“On one side of the horse there is a saddle bag that says, ‘Yes, we want local control’. On the other side of the horse there is a saddle bag that says, “No, we do not want local control,” Vehle said. “Ultimately, we are not talking about local control. We are talking about texting and driving.”
In addition to the texting and driving ban, South Dakota State Legislators voted to increase pay of South Dakota teachers by $230 a year.
This $2.2 billion spending plan to increase teacher pay was voted on unanimously in the Senate and won with a 59-10 vote in the House.
Sophomore Amelia Howard said she is pleased with the bill.

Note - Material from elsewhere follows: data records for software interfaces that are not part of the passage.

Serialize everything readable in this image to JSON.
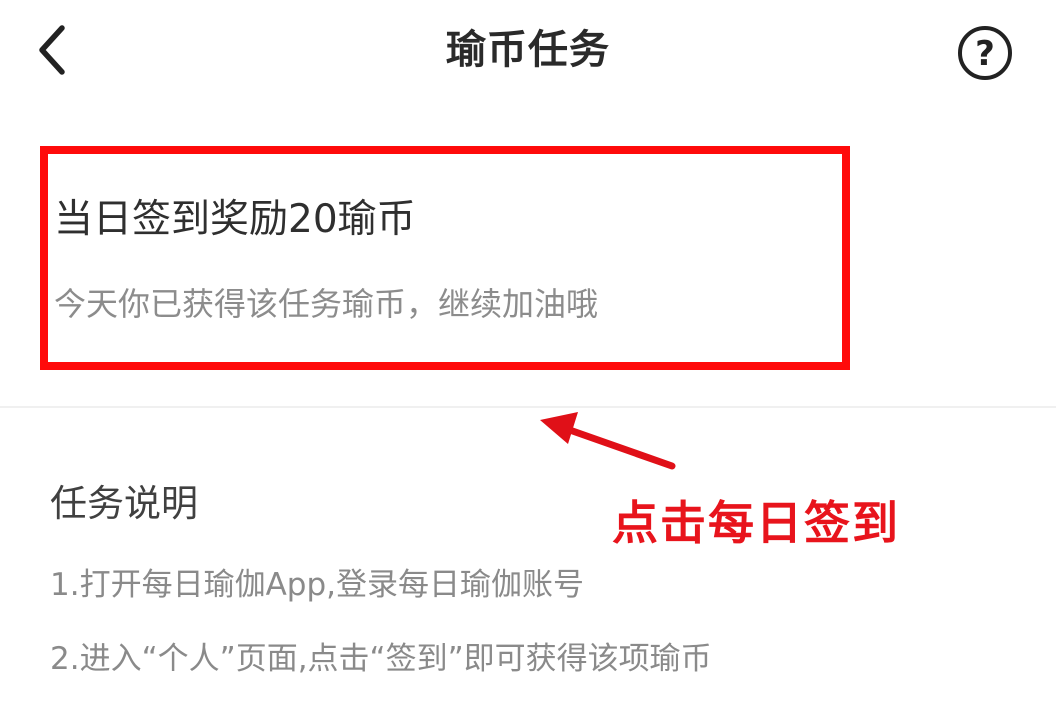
{
  "header": {
    "title": "瑜币任务",
    "help_label": "?"
  },
  "task": {
    "title": "当日签到奖励20瑜币",
    "subtitle": "今天你已获得该任务瑜币，继续加油哦"
  },
  "annotation": {
    "label": "点击每日签到",
    "color": "#e8141c"
  },
  "section": {
    "title": "任务说明",
    "items": [
      "1.打开每日瑜伽App,登录每日瑜伽账号",
      "2.进入“个人”页面,点击“签到”即可获得该项瑜币"
    ]
  },
  "icons": {
    "back": "chevron-left-icon",
    "help": "question-circle-icon",
    "arrow": "arrow-icon"
  },
  "colors": {
    "highlight": "#ff0a0a",
    "text_primary": "#2f2f2f",
    "text_secondary": "#8c8c8c"
  }
}
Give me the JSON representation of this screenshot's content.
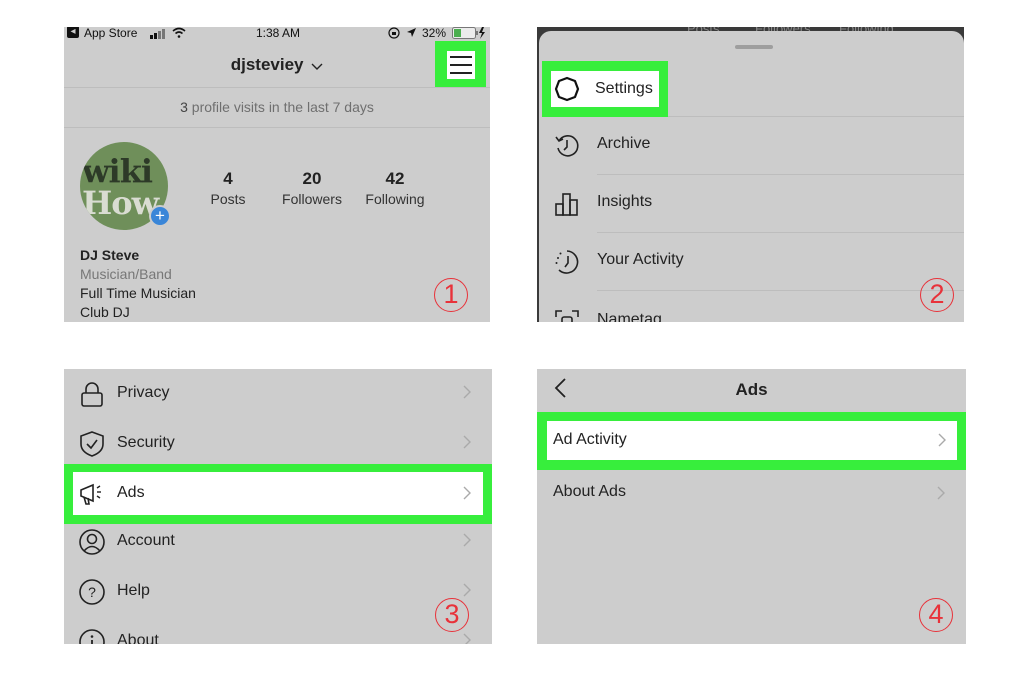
{
  "colors": {
    "highlight": "#37ee3c",
    "step_marker": "#e8323a",
    "panel_bg": "#cdcdcd"
  },
  "panel1": {
    "status_bar": {
      "back_app": "App Store",
      "time": "1:38 AM",
      "battery": "32%"
    },
    "username": "djsteviey",
    "menu_icon": "hamburger-menu-icon",
    "visits_count": "3",
    "visits_text": " profile visits in the last 7 days",
    "avatar_text": [
      "wiki",
      "How"
    ],
    "add_badge": "+",
    "stats": [
      {
        "value": "4",
        "label": "Posts"
      },
      {
        "value": "20",
        "label": "Followers"
      },
      {
        "value": "42",
        "label": "Following"
      }
    ],
    "bio": {
      "name": "DJ Steve",
      "category": "Musician/Band",
      "lines": [
        "Full Time Musician",
        "Club DJ"
      ]
    },
    "step": "1"
  },
  "panel2": {
    "behind_labels": [
      "Posts",
      "Followers",
      "Following"
    ],
    "menu": [
      {
        "label": "Settings",
        "icon": "settings-gear-icon",
        "highlighted": true
      },
      {
        "label": "Archive",
        "icon": "archive-history-icon"
      },
      {
        "label": "Insights",
        "icon": "insights-bar-chart-icon"
      },
      {
        "label": "Your Activity",
        "icon": "activity-clock-icon"
      },
      {
        "label": "Nametag",
        "icon": "nametag-scan-icon"
      }
    ],
    "step": "2"
  },
  "panel3": {
    "items": [
      {
        "label": "Privacy",
        "icon": "lock-icon"
      },
      {
        "label": "Security",
        "icon": "shield-check-icon"
      },
      {
        "label": "Ads",
        "icon": "megaphone-icon",
        "highlighted": true
      },
      {
        "label": "Account",
        "icon": "user-circle-icon"
      },
      {
        "label": "Help",
        "icon": "help-question-icon"
      },
      {
        "label": "About",
        "icon": "info-icon"
      }
    ],
    "step": "3"
  },
  "panel4": {
    "title": "Ads",
    "items": [
      {
        "label": "Ad Activity",
        "highlighted": true
      },
      {
        "label": "About Ads"
      }
    ],
    "step": "4"
  }
}
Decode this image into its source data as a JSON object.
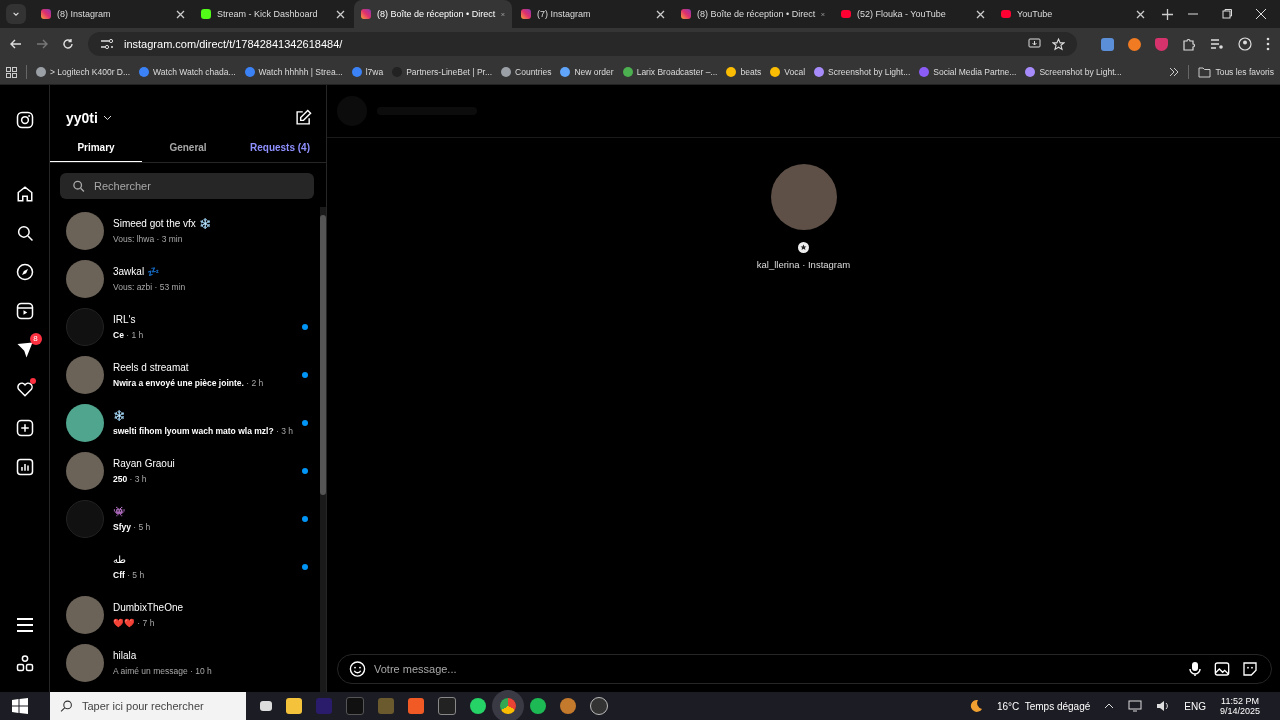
{
  "browser": {
    "tabs": [
      {
        "title": "(8) Instagram",
        "kind": "instagram",
        "selected": false
      },
      {
        "title": "Stream - Kick Dashboard",
        "kind": "kick",
        "selected": false
      },
      {
        "title": "(8) Boîte de réception • Direct",
        "kind": "instagram",
        "selected": true
      },
      {
        "title": "(7) Instagram",
        "kind": "instagram",
        "selected": false
      },
      {
        "title": "(8) Boîte de réception • Direct",
        "kind": "instagram",
        "selected": false
      },
      {
        "title": "(52) Flouka - YouTube",
        "kind": "youtube",
        "selected": false
      },
      {
        "title": "YouTube",
        "kind": "youtube",
        "selected": false
      }
    ],
    "url": "instagram.com/direct/t/17842841342618484/",
    "bookmarks": [
      {
        "label": "> Logitech K400r D...",
        "kind": "globe"
      },
      {
        "label": "Watch Watch chada...",
        "kind": "link"
      },
      {
        "label": "Watch hhhhh | Strea...",
        "kind": "link"
      },
      {
        "label": "l7wa",
        "kind": "link"
      },
      {
        "label": "Partners-LineBet | Pr...",
        "kind": "lb"
      },
      {
        "label": "Countries",
        "kind": "globe"
      },
      {
        "label": "New order",
        "kind": "hand"
      },
      {
        "label": "Larix Broadcaster –...",
        "kind": "bar"
      },
      {
        "label": "beats",
        "kind": "drive"
      },
      {
        "label": "Vocal",
        "kind": "drive"
      },
      {
        "label": "Screenshot by Light...",
        "kind": "feather"
      },
      {
        "label": "Social Media Partne...",
        "kind": "circle"
      },
      {
        "label": "Screenshot by Light...",
        "kind": "feather"
      }
    ],
    "all_bookmarks": "Tous les favoris"
  },
  "nav": {
    "messages_badge": "8",
    "notifications_dot": true
  },
  "inbox": {
    "username": "yy0ti",
    "tabs": [
      {
        "label": "Primary",
        "selected": true
      },
      {
        "label": "General",
        "selected": false
      },
      {
        "label": "Requests (4)",
        "selected": false
      }
    ],
    "search": {
      "placeholder": "Rechercher"
    },
    "conversations": [
      {
        "name": "Simeed got the vfx ❄️",
        "preview": "Vous: lhwa",
        "time": "· 3 min",
        "unread": false,
        "kind": "photo"
      },
      {
        "name": "3awkal 💤",
        "preview": "Vous: azbi",
        "time": "· 53 min",
        "unread": false,
        "kind": "photo"
      },
      {
        "name": "IRL's",
        "preview": "Ce",
        "time": "· 1 h",
        "unread": true,
        "kind": "empty"
      },
      {
        "name": "Reels d streamat",
        "preview": "Nwira a envoyé une pièce jointe.",
        "time": "· 2 h",
        "unread": true,
        "kind": "photo"
      },
      {
        "name": "❄️",
        "preview": "swelti fihom lyoum wach mato wla mzl?",
        "time": "· 3 h",
        "unread": true,
        "kind": "robot"
      },
      {
        "name": "Rayan Graoui",
        "preview": "250",
        "time": "· 3 h",
        "unread": true,
        "kind": "photo"
      },
      {
        "name": "👾",
        "preview": "Sfyy",
        "time": "· 5 h",
        "unread": true,
        "kind": "empty"
      },
      {
        "name": "طه",
        "preview": "Cff",
        "time": "· 5 h",
        "unread": true,
        "kind": "none"
      },
      {
        "name": "DumbixTheOne",
        "preview": "❤️❤️",
        "time": "· 7 h",
        "unread": false,
        "kind": "photo"
      },
      {
        "name": "hilala",
        "preview": "A aimé un message",
        "time": "· 10 h",
        "unread": false,
        "kind": "photo"
      }
    ]
  },
  "chat": {
    "profile_caption": "kal_llerina · Instagram",
    "composer": {
      "placeholder": "Votre message..."
    }
  },
  "taskbar": {
    "search": {
      "placeholder": "Taper ici pour rechercher"
    },
    "weather": "16°C  Temps dégagé",
    "language": "ENG",
    "time": "11:52 PM",
    "date": "9/14/2025"
  }
}
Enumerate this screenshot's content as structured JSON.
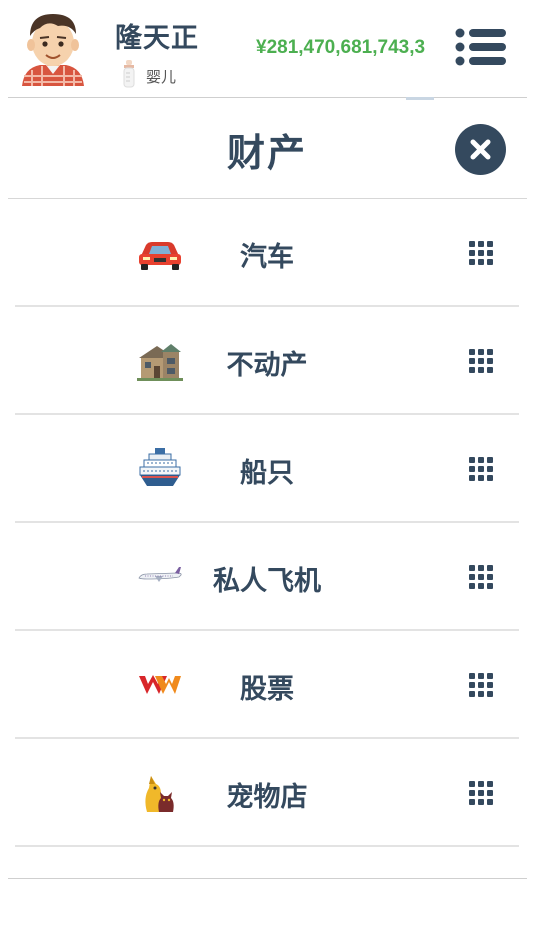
{
  "header": {
    "name": "隆天正",
    "age_label": "婴儿",
    "money": "¥281,470,681,743,3",
    "avatar_icon": "boy-avatar-icon",
    "age_icon": "baby-bottle-icon",
    "menu_icon": "list-menu-icon"
  },
  "page": {
    "title": "财产",
    "close_icon": "close-icon"
  },
  "assets": [
    {
      "label": "汽车",
      "icon": "car-icon"
    },
    {
      "label": "不动产",
      "icon": "house-icon"
    },
    {
      "label": "船只",
      "icon": "ship-icon"
    },
    {
      "label": "私人飞机",
      "icon": "airplane-icon"
    },
    {
      "label": "股票",
      "icon": "stock-logo-icon"
    },
    {
      "label": "宠物店",
      "icon": "pet-shop-icon"
    }
  ],
  "colors": {
    "primary": "#34495e",
    "money": "#4caf50",
    "divider": "#e3e3e3"
  }
}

“It’s great that (South Dakota State Legislators) recognize they need to start paying teachers more,” Howard said. “I believe last year was the first year that more teachers were leaving South Dakota than staying in South Dakota.”
Despite this pay increase, about 10,000 South Dakotan teachers will still be ranked 50th out of 50 on the teacher pay scale. Between 49th ranked Mississippi and 50th ranked South Dakota there is still more than a $2,000 pay gap according to the ‘Washington Post.’
South Dakota has been one of the lowest paying states for teacher’s salaries since at least 1970, the National Center for Education Statistics reports.
Sophomore Tyler Hull is majoring in education and is not impressed by the pay increase because of teaching strains in the state.
“I think it’s crummy that South Dakota is last in teacher’s salaries,” Hull said. “South Dakota is a tough place to teach — there’s little population (in rural areas) and several reservations that need good teachers.”
Although Hull does not plan to stay in South Dakota to teach after graduation, he would not attribute this aspiration to South Dakota’s low teachers’ salaries. Hull said the benefits of teaching outweigh the financial gains.
“If you’re a teacher, you’re not in it for the money,” Hull said.